*** Listed records ***

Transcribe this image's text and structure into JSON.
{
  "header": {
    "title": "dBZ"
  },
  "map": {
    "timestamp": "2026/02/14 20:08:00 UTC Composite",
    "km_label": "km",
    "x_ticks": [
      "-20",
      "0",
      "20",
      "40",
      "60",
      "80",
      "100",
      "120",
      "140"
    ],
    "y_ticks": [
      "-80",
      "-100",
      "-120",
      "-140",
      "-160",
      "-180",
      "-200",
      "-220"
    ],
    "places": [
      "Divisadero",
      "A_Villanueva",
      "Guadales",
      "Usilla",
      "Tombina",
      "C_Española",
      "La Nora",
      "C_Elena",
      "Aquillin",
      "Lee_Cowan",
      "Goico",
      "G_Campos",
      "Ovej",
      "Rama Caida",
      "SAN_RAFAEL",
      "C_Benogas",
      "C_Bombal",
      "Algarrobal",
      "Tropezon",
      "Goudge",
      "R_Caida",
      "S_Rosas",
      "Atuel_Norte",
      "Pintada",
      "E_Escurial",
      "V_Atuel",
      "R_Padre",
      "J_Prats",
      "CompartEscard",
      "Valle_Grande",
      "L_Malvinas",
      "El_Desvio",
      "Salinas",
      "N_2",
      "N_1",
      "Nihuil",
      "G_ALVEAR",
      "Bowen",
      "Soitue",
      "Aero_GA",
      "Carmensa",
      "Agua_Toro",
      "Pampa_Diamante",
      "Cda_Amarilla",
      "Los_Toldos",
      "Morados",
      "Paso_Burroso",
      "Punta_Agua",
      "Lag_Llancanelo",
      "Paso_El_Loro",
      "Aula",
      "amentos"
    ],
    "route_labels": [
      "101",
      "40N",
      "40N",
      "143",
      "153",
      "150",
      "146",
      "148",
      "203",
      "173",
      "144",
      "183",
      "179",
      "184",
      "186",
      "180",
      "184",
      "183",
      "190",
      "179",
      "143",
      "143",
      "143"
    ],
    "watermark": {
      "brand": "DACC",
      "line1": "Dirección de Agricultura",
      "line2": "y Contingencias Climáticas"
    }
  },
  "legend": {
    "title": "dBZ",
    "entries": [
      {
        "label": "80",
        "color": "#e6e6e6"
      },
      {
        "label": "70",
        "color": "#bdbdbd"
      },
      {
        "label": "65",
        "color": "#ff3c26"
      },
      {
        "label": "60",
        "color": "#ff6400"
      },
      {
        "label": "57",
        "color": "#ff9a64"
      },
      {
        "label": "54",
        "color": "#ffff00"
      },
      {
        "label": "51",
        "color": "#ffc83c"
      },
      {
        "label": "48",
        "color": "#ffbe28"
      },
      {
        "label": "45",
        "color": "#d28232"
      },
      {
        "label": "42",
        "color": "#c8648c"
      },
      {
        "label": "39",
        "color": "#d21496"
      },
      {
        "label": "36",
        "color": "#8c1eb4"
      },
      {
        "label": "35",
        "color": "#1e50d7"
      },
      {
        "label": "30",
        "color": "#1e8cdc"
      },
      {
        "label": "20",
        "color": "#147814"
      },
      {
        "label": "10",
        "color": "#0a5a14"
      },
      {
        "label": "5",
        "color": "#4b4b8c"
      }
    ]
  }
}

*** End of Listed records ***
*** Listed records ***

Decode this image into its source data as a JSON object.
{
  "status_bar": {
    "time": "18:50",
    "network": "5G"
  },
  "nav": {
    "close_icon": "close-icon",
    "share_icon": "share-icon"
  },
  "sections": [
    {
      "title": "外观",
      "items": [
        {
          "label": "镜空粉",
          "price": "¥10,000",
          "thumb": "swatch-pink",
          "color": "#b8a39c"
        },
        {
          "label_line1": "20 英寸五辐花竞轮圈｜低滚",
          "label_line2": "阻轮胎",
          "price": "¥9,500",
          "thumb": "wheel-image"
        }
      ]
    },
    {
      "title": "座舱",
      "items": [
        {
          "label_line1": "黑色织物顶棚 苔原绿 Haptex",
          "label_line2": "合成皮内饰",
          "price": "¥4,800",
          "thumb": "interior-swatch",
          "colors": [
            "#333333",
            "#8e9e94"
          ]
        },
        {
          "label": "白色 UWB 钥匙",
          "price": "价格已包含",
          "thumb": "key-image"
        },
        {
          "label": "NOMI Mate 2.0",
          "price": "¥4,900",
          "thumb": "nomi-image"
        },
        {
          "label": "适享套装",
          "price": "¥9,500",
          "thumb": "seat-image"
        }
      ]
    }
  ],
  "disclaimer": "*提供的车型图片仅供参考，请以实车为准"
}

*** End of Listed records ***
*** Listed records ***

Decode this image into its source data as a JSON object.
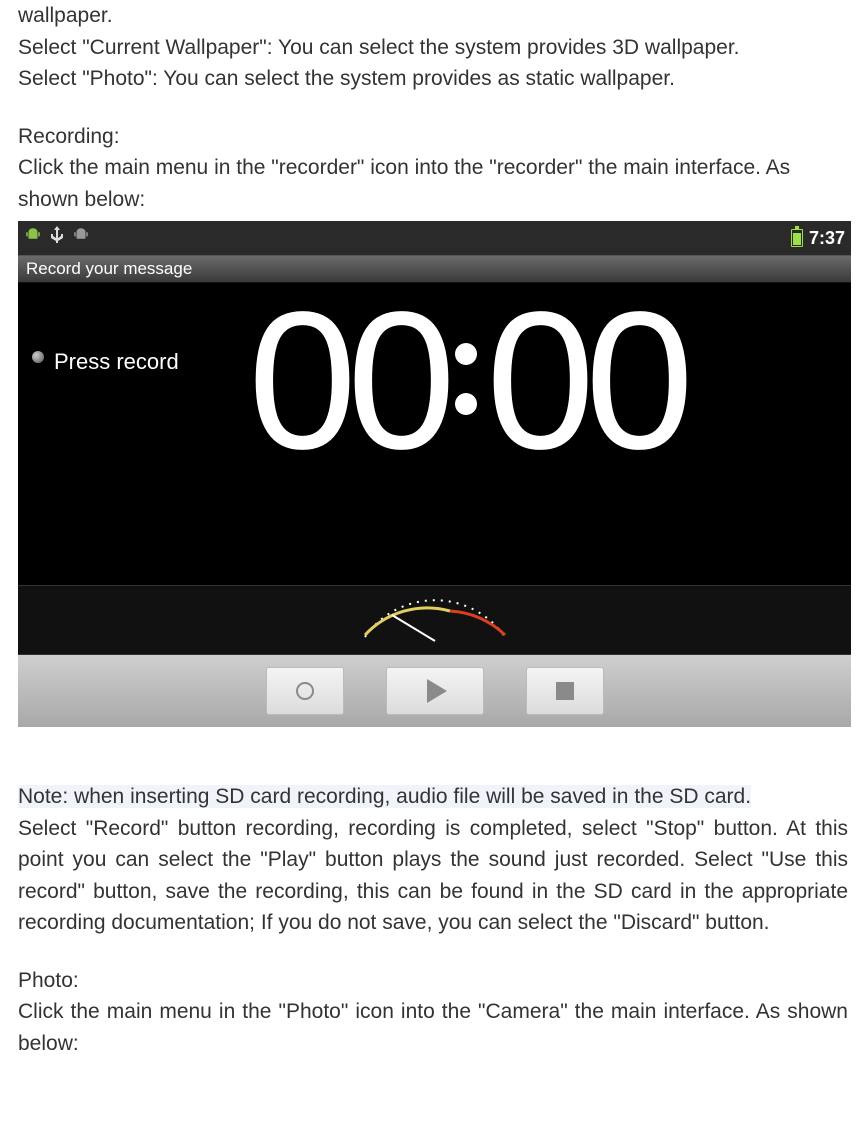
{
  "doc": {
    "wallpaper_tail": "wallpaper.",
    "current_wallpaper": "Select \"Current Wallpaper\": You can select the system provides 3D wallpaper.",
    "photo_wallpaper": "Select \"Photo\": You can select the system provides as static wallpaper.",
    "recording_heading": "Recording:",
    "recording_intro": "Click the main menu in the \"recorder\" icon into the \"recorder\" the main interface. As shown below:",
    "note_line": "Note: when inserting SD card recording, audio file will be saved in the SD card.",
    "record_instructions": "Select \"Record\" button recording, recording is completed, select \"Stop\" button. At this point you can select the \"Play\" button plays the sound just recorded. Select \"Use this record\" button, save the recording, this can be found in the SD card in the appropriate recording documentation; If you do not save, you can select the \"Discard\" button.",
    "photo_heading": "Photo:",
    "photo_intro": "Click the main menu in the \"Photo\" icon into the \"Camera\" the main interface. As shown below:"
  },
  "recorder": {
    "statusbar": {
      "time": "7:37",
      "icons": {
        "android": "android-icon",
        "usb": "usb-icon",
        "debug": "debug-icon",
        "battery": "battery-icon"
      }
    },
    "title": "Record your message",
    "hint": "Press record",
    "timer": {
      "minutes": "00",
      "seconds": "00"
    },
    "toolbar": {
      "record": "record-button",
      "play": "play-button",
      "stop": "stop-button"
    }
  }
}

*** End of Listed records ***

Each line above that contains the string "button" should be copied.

    "record_instructions": "Select \"Record\" button recording, recording is completed, select \"Stop\" button. At this point you can select the \"Play\" button plays the sound just recorded. Select \"Use this record\" button, save the recording, this can be found in the SD card in the appropriate recording documentation; If you do not save, you can select the \"Discard\" button.",
      "record": "record-button",
      "play": "play-button",
      "stop": "stop-button"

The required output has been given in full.